“This is about national pride,” said Damdindorj Delgerma, chief executive of the genco Tour Bureau, which sold shares to the public to raise 10 billion togrog for the project. “Mongolians are happy when they see this statue, and now people from all of the world will come to learn about the importance of Mongolia in history.”
Ms. Delgerma said 40.000 people had visited the complex, although on a recent weekday the statue was nearly empty. Still, locals are hopeful that the site will bring much-needed income to the steppe, which has been especially hard hit by economic crisis, as well as educate those who come to gawk at the statue.
“Foreigners have no idea who Chinggis Khaan really was,” said Khaliun Ganbold, 21, a tour guide who was bidding her time near the gift shop. “All they know is the bit of information they read on Wikipedia.”
The public relations war over Genghis Khaan and his reputation has been raging for centuries. First revered by nomadic Mongolians as a brilliant military leader who unified warring tribes to found the world’s largest empire, the man who was born as Temujin but later became known as Genghis Khaan, or Universal Ruler, was mythologized as a shaman before Buddhist monks appropriated him as an incarnation of a deity descended from a line of Indian and Tibetan kings.
According to Christopher P. Atwood, a professor of Central Eurasian Studies at Indiana University, Mongolians rediscovered Genghis Khaan’s role as fighter during the early 20th-century quest for independence and swiftly reclaimed him as a national hero. In 1949, however, the Soviet Union and its missions in Mongolia began a revisionist campaign to tarnish him as a “reactionary” figure who damaged the “productive forces” during his wars of expansion. Rituals honoring his legacy were banned, and stamps adorned with his face were destroyed.
“It was impossible to treat him as an uncomplicated national hero, which is what Mongolians wanted,” said Mr. Atwood, author of the Encyclopedia of Mongolia and the Mongol Empire.
With its unalloyed glorification of Genghis Khaan, the theme park avoids any such nuance, although tourists may come away thinking Genghis is more Mickey Mouse than Mongol, based on the mugs, hats and T-shirts emblazoned with his image that are for sale.
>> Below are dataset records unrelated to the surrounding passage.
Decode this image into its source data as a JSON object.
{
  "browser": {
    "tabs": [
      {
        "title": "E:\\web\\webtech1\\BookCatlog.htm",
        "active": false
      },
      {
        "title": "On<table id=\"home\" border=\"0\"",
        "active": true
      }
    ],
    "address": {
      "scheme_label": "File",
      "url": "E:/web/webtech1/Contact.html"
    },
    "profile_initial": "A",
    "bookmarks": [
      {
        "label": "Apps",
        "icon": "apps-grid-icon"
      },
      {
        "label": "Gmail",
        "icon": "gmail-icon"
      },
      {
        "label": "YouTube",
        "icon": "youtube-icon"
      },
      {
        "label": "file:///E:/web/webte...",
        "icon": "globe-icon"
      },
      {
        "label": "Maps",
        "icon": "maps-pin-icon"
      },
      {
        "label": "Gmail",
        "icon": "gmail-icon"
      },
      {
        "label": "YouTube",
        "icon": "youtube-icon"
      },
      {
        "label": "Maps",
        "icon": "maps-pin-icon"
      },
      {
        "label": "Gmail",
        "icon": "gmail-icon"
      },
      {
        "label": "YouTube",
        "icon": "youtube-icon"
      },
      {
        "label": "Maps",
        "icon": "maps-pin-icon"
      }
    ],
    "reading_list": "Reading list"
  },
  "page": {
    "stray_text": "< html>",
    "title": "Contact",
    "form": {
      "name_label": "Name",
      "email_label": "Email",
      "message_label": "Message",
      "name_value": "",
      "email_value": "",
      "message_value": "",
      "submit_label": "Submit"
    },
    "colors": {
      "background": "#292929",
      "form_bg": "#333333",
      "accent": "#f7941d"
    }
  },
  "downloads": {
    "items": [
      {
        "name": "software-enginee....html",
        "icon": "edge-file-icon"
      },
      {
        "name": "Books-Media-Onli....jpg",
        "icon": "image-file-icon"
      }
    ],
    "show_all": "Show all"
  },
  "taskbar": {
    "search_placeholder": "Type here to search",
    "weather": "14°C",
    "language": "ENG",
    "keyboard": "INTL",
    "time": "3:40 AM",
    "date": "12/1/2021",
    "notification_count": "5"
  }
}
Ms. Ganbold, however, does not see any conflict between history and marketing.
“tradition respects our grand ancestors’ names,” she said. “to really honor him, it’s much better to use his name on only premium merchandise.”
Other Mongolians skew a bit more toward realpolitik in their devotion to Genghis Khaan, even if they are happy to drink to his memory.
“He was a cruel man, but he led our country to greatness,” said Tuguldur Munkhochir, 25, a bank. “If you look at Lincoln, Hitler and Julius Caesar, it’s kind of the same thing. ”